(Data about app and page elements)
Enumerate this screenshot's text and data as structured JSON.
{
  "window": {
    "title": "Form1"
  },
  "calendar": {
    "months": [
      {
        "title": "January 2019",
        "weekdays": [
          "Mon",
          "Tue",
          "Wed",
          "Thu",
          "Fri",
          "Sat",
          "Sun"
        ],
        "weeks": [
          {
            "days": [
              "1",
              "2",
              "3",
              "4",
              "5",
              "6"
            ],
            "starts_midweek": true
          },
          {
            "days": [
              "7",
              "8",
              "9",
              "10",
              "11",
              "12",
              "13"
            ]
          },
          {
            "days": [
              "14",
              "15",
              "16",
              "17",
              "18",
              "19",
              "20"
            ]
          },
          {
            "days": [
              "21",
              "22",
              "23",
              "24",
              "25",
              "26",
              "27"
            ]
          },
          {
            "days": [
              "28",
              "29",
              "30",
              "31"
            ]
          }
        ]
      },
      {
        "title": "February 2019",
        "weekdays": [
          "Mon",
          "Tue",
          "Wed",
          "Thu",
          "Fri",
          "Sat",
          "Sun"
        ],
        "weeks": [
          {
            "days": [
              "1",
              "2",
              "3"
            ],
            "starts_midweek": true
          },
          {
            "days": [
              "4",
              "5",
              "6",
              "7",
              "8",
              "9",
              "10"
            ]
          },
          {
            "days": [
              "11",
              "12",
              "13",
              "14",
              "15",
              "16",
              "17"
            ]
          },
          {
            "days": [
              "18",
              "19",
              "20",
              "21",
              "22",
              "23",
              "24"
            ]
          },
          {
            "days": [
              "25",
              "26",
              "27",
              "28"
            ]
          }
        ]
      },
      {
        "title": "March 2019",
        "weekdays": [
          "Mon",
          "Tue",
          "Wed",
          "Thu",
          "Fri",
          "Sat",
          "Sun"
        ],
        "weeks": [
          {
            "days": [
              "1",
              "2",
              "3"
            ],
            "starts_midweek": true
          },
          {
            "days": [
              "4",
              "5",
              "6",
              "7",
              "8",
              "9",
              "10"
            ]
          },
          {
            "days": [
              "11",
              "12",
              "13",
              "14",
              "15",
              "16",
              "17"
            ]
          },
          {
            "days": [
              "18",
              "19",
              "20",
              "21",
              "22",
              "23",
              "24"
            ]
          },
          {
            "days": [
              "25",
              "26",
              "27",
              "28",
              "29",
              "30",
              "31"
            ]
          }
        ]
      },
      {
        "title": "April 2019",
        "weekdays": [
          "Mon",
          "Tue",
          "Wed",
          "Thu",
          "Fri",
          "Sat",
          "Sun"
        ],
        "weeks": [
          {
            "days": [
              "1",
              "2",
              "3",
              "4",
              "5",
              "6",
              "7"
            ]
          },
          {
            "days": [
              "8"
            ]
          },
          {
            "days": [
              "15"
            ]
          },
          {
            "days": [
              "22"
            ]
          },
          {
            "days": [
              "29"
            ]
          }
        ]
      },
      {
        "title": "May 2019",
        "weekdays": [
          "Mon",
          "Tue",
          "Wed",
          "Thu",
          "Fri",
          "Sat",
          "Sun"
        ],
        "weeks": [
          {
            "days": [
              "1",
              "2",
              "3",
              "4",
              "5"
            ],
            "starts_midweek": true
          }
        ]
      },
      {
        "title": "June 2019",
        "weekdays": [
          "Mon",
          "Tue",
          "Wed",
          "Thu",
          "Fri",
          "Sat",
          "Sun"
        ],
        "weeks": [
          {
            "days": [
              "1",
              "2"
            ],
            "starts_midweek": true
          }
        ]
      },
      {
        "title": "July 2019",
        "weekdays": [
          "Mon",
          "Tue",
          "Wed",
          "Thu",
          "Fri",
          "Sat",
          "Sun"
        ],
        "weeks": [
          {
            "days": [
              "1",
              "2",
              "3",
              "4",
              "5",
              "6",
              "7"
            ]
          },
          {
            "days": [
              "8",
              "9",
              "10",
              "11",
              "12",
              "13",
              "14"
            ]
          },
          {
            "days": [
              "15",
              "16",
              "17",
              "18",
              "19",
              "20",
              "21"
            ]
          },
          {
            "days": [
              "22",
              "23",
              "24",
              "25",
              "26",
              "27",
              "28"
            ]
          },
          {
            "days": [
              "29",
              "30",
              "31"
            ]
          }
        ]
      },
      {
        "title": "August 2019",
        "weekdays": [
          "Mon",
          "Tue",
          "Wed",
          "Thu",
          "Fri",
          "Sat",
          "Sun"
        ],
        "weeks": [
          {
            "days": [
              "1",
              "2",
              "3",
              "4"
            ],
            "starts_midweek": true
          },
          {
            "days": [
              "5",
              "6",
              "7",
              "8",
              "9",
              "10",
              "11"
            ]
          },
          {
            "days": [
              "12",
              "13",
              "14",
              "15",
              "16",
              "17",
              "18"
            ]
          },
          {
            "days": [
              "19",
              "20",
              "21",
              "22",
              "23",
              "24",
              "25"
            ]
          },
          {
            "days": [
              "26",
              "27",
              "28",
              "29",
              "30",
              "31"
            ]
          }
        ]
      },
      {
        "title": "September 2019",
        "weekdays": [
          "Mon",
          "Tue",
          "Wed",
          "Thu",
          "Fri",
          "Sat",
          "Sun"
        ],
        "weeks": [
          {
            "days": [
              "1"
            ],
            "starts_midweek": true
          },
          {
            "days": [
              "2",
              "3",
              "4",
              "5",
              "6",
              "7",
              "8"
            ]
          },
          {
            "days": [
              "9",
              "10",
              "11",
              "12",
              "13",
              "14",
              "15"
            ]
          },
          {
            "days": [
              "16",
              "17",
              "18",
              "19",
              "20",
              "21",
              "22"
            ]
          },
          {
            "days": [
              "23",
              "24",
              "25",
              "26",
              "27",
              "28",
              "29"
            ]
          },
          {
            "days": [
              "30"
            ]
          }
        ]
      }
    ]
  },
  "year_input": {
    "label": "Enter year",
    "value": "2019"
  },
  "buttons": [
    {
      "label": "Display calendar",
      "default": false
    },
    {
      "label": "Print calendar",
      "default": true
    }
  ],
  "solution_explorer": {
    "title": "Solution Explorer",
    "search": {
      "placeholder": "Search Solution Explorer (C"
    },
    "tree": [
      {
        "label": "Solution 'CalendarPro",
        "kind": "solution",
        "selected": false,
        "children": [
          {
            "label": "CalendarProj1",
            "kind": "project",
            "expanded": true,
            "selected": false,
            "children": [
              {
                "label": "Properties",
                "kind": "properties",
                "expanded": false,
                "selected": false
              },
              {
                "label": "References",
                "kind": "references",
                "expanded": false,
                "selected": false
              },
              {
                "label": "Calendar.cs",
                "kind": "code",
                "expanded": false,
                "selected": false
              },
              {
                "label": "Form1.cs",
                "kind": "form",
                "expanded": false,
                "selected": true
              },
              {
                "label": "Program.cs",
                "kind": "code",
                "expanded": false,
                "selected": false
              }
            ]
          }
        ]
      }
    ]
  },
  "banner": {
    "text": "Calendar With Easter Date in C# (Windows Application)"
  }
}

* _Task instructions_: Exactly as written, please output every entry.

* _Written solution_:
Enumerate this screenshot's text and data as structured JSON.
{
  "window": {
    "title": "Form1"
  },
  "calendar": {
    "months": [
      {
        "title": "January 2019",
        "weekdays": [
          "Mon",
          "Tue",
          "Wed",
          "Thu",
          "Fri",
          "Sat",
          "Sun"
        ],
        "weeks": [
          {
            "days": [
              "1",
              "2",
              "3",
              "4",
              "5",
              "6"
            ],
            "starts_midweek": true
          },
          {
            "days": [
              "7",
              "8",
              "9",
              "10",
              "11",
              "12",
              "13"
            ]
          },
          {
            "days": [
              "14",
              "15",
              "16",
              "17",
              "18",
              "19",
              "20"
            ]
          },
          {
            "days": [
              "21",
              "22",
              "23",
              "24",
              "25",
              "26",
              "27"
            ]
          },
          {
            "days": [
              "28",
              "29",
              "30",
              "31"
            ]
          }
        ]
      },
      {
        "title": "February 2019",
        "weekdays": [
          "Mon",
          "Tue",
          "Wed",
          "Thu",
          "Fri",
          "Sat",
          "Sun"
        ],
        "weeks": [
          {
            "days": [
              "1",
              "2",
              "3"
            ],
            "starts_midweek": true
          },
          {
            "days": [
              "4",
              "5",
              "6",
              "7",
              "8",
              "9",
              "10"
            ]
          },
          {
            "days": [
              "11",
              "12",
              "13",
              "14",
              "15",
              "16",
              "17"
            ]
          },
          {
            "days": [
              "18",
              "19",
              "20",
              "21",
              "22",
              "23",
              "24"
            ]
          },
          {
            "days": [
              "25",
              "26",
              "27",
              "28"
            ]
          }
        ]
      },
      {
        "title": "March 2019",
        "weekdays": [
          "Mon",
          "Tue",
          "Wed",
          "Thu",
          "Fri",
          "Sat",
          "Sun"
        ],
        "weeks": [
          {
            "days": [
              "1",
              "2",
              "3"
            ],
            "starts_midweek": true
          },
          {
            "days": [
              "4",
              "5",
              "6",
              "7",
              "8",
              "9",
              "10"
            ]
          },
          {
            "days": [
              "11",
              "12",
              "13",
              "14",
              "15",
              "16",
              "17"
            ]
          },
          {
            "days": [
              "18",
              "19",
              "20",
              "21",
              "22",
              "23",
              "24"
            ]
          },
          {
            "days": [
              "25",
              "26",
              "27",
              "28",
              "29",
              "30",
              "31"
            ]
          }
        ]
      },
      {
        "title": "April 2019",
        "weekdays": [
          "Mon",
          "Tue",
          "Wed",
          "Thu",
          "Fri",
          "Sat",
          "Sun"
        ],
        "weeks": [
          {
            "days": [
              "1",
              "2",
              "3",
              "4",
              "5",
              "6",
              "7"
            ]
          },
          {
            "days": [
              "8"
            ]
          },
          {
            "days": [
              "15"
            ]
          },
          {
            "days": [
              "22"
            ]
          },
          {
            "days": [
              "29"
            ]
          }
        ]
      },
      {
        "title": "May 2019",
        "weekdays": [
          "Mon",
          "Tue",
          "Wed",
          "Thu",
          "Fri",
          "Sat",
          "Sun"
        ],
        "weeks": [
          {
            "days": [
              "1",
              "2",
              "3",
              "4",
              "5"
            ],
            "starts_midweek": true
          }
        ]
      },
      {
        "title": "June 2019",
        "weekdays": [
          "Mon",
          "Tue",
          "Wed",
          "Thu",
          "Fri",
          "Sat",
          "Sun"
        ],
        "weeks": [
          {
            "days": [
              "1",
              "2"
            ],
            "starts_midweek": true
          }
        ]
      },
      {
        "title": "July 2019",
        "weekdays": [
          "Mon",
          "Tue",
          "Wed",
          "Thu",
          "Fri",
          "Sat",
          "Sun"
        ],
        "weeks": [
          {
            "days": [
              "1",
              "2",
              "3",
              "4",
              "5",
              "6",
              "7"
            ]
          },
          {
            "days": [
              "8",
              "9",
              "10",
              "11",
              "12",
              "13",
              "14"
            ]
          },
          {
            "days": [
              "15",
              "16",
              "17",
              "18",
              "19",
              "20",
              "21"
            ]
          },
          {
            "days": [
              "22",
              "23",
              "24",
              "25",
              "26",
              "27",
              "28"
            ]
          },
          {
            "days": [
              "29",
              "30",
              "31"
            ]
          }
        ]
      },
      {
        "title": "August 2019",
        "weekdays": [
          "Mon",
          "Tue",
          "Wed",
          "Thu",
          "Fri",
          "Sat",
          "Sun"
        ],
        "weeks": [
          {
            "days": [
              "1",
              "2",
              "3",
              "4"
            ],
            "starts_midweek": true
          },
          {
            "days": [
              "5",
              "6",
              "7",
              "8",
              "9",
              "10",
              "11"
            ]
          },
          {
            "days": [
              "12",
              "13",
              "14",
              "15",
              "16",
              "17",
              "18"
            ]
          },
          {
            "days": [
              "19",
              "20",
              "21",
              "22",
              "23",
              "24",
              "25"
            ]
          },
          {
            "days": [
              "26",
              "27",
              "28",
              "29",
              "30",
              "31"
            ]
          }
        ]
      },
      {
        "title": "September 2019",
        "weekdays": [
          "Mon",
          "Tue",
          "Wed",
          "Thu",
          "Fri",
          "Sat",
          "Sun"
        ],
        "weeks": [
          {
            "days": [
              "1"
            ],
            "starts_midweek": true
          },
          {
            "days": [
              "2",
              "3",
              "4",
              "5",
              "6",
              "7",
              "8"
            ]
          },
          {
            "days": [
              "9",
              "10",
              "11",
              "12",
              "13",
              "14",
              "15"
            ]
          },
          {
            "days": [
              "16",
              "17",
              "18",
              "19",
              "20",
              "21",
              "22"
            ]
          },
          {
            "days": [
              "23",
              "24",
              "25",
              "26",
              "27",
              "28",
              "29"
            ]
          },
          {
            "days": [
              "30"
            ]
          }
        ]
      }
    ]
  },
  "year_input": {
    "label": "Enter year",
    "value": "2019"
  },
  "buttons": [
    {
      "label": "Display calendar",
      "default": false
    },
    {
      "label": "Print calendar",
      "default": true
    }
  ],
  "solution_explorer": {
    "title": "Solution Explorer",
    "search": {
      "placeholder": "Search Solution Explorer (C"
    },
    "tree": [
      {
        "label": "Solution 'CalendarPro",
        "kind": "solution",
        "selected": false,
        "children": [
          {
            "label": "CalendarProj1",
            "kind": "project",
            "expanded": true,
            "selected": false,
            "children": [
              {
                "label": "Properties",
                "kind": "properties",
                "expanded": false,
                "selected": false
              },
              {
                "label": "References",
                "kind": "references",
                "expanded": false,
                "selected": false
              },
              {
                "label": "Calendar.cs",
                "kind": "code",
                "expanded": false,
                "selected": false
              },
              {
                "label": "Form1.cs",
                "kind": "form",
                "expanded": false,
                "selected": true
              },
              {
                "label": "Program.cs",
                "kind": "code",
                "expanded": false,
                "selected": false
              }
            ]
          }
        ]
      }
    ]
  },
  "banner": {
    "text": "Calendar With Easter Date in C# (Windows Application)"
  }
}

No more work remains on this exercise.